Society for Psychological Anthropology
Oral Presentation Session

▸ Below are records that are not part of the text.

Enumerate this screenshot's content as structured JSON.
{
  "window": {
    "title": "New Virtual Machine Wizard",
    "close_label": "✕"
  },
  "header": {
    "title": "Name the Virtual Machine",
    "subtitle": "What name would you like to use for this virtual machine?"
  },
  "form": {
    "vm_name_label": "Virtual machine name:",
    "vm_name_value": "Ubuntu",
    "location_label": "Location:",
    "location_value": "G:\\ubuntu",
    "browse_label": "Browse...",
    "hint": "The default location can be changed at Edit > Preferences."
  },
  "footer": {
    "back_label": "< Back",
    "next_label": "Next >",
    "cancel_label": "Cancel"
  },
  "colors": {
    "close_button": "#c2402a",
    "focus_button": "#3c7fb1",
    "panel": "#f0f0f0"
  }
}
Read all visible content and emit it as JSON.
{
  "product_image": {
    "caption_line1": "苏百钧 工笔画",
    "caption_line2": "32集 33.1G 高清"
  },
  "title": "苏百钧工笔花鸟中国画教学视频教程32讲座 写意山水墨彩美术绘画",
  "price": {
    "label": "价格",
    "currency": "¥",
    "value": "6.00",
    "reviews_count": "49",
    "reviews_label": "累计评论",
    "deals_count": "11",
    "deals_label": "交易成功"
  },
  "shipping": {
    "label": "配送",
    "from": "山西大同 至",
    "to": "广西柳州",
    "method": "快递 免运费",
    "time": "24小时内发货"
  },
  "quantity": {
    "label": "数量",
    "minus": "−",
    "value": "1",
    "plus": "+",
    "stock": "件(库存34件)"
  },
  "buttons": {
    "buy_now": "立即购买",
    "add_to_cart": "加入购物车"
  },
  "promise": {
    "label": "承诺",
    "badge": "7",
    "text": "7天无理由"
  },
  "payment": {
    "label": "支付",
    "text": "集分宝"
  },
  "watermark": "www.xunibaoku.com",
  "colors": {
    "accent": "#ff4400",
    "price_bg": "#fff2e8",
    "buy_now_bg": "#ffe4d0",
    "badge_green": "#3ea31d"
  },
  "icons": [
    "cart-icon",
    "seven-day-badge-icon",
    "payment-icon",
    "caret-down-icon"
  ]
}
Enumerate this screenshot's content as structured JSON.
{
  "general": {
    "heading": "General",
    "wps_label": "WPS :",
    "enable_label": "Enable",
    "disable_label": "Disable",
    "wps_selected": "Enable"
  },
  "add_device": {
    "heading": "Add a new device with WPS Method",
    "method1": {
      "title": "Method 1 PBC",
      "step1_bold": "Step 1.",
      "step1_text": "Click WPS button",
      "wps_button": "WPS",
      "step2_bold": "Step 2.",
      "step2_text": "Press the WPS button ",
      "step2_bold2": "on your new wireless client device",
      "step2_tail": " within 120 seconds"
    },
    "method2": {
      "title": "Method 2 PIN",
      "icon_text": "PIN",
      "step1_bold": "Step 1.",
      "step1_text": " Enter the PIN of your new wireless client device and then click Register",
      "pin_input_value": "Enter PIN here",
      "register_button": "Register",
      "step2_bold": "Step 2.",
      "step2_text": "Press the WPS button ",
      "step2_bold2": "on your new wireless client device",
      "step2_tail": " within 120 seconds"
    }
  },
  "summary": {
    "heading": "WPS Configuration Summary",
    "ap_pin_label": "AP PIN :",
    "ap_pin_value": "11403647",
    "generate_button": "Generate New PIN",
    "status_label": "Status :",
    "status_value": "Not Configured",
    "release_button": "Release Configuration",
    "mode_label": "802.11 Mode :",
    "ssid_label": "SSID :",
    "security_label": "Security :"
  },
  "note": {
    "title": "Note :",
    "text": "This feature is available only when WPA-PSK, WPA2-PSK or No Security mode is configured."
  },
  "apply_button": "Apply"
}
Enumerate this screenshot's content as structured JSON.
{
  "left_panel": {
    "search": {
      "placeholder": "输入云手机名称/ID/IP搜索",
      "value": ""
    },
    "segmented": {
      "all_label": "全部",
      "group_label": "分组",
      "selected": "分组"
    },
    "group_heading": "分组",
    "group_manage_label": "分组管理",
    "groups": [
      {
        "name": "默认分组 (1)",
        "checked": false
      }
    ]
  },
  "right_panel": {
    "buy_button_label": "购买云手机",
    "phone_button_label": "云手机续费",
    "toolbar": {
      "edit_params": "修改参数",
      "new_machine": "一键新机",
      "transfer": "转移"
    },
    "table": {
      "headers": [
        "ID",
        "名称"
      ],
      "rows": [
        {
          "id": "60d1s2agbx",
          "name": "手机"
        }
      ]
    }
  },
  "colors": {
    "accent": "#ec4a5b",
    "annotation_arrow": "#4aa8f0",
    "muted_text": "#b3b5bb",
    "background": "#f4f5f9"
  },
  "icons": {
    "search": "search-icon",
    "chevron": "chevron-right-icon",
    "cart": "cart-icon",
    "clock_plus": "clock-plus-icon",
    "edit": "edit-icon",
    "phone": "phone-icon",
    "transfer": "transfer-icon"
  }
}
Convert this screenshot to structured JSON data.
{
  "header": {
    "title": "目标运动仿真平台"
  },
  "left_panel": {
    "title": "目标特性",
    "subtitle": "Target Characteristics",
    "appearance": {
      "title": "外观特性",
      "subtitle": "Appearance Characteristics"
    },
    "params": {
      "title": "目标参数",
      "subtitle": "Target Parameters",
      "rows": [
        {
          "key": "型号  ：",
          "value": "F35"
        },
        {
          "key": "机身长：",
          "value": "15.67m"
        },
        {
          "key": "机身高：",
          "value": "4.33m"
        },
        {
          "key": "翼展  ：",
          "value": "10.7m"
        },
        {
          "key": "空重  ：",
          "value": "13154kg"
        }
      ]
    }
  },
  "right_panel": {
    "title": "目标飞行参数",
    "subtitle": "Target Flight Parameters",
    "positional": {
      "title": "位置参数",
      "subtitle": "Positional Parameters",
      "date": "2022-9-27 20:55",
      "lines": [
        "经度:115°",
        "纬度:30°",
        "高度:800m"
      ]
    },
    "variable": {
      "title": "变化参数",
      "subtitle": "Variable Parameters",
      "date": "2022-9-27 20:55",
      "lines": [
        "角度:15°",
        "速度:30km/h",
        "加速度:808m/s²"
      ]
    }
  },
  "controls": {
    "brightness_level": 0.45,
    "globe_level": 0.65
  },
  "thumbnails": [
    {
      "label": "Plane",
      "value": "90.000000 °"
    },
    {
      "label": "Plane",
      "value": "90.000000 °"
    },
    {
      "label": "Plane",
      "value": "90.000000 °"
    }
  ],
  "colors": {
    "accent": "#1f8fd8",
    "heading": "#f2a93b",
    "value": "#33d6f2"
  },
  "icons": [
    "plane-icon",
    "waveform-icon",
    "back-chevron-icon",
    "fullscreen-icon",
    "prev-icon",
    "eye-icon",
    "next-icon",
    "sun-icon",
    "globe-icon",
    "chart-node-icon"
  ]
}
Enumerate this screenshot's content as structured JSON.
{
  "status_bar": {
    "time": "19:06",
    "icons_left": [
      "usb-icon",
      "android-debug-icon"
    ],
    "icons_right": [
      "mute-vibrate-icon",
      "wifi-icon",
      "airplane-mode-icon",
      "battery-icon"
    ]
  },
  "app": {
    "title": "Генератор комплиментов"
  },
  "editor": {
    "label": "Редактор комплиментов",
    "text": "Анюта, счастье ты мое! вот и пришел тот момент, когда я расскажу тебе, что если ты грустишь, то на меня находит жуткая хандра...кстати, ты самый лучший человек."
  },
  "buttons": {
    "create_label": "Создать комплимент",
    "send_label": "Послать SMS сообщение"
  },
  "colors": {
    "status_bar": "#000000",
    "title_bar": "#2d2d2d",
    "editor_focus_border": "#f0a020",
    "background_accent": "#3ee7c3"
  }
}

Contemporary yoga has been blossoming at the crossroads between Hindu and Euro-American traditions for more than one century. Bringing together provocative tensions between different conceptions of body, mind, and their multiple interminglings, contemporary yoga ashrams in Euro-America are loci of self-transformation through mind-conscious bodily practice. Relying upon an ongoing inquiry on Advaita Vedanta ashrams throughout the world, I explore the relationship between transformative events, namely mantra diksa (i.e. initiation by a personal mantra), and self-reconfiguration processes reshaping practitioners' lives. By integrating insights from bio-social sciences, neuroanthropology and critical theory, I focus on key aspects of mind-body experience in advaita vedanta yoga, namely the embodiment of non-dualistic/non-binary ontologies. Non-binary ontologies are based on the belief that commonsensical dichotomies such as presence/absence, good/evil and material/immaterial are illusions to overcome in order to attain an enlightened state of consciousness. Paradox is deliberately used to unveil the illusoriness of such oppositions. Advaita yoga, for example, entails a deliberate paradox between enhancing bodily awareness and insisting on the unreality of the flesh. Mantra practice embodies this contradiction by making acoustic verbal vibrations both a hyper-sensuous and a bodily-transcending experience. I explore how non-dualistic spiritual paths are grounded in paradoxical feelings of the body, fostering a fluid dynamism between connection and disconnection to the immanence of sensations. This acquired fluidity has profoundly biological impact on the flexibility and overall physiological regulation of yogis. Thus, mantra practice is a salient site or understanding the bio-looping between bodily transformation, cultural meaning, and the ontology of the "disembodied flesh".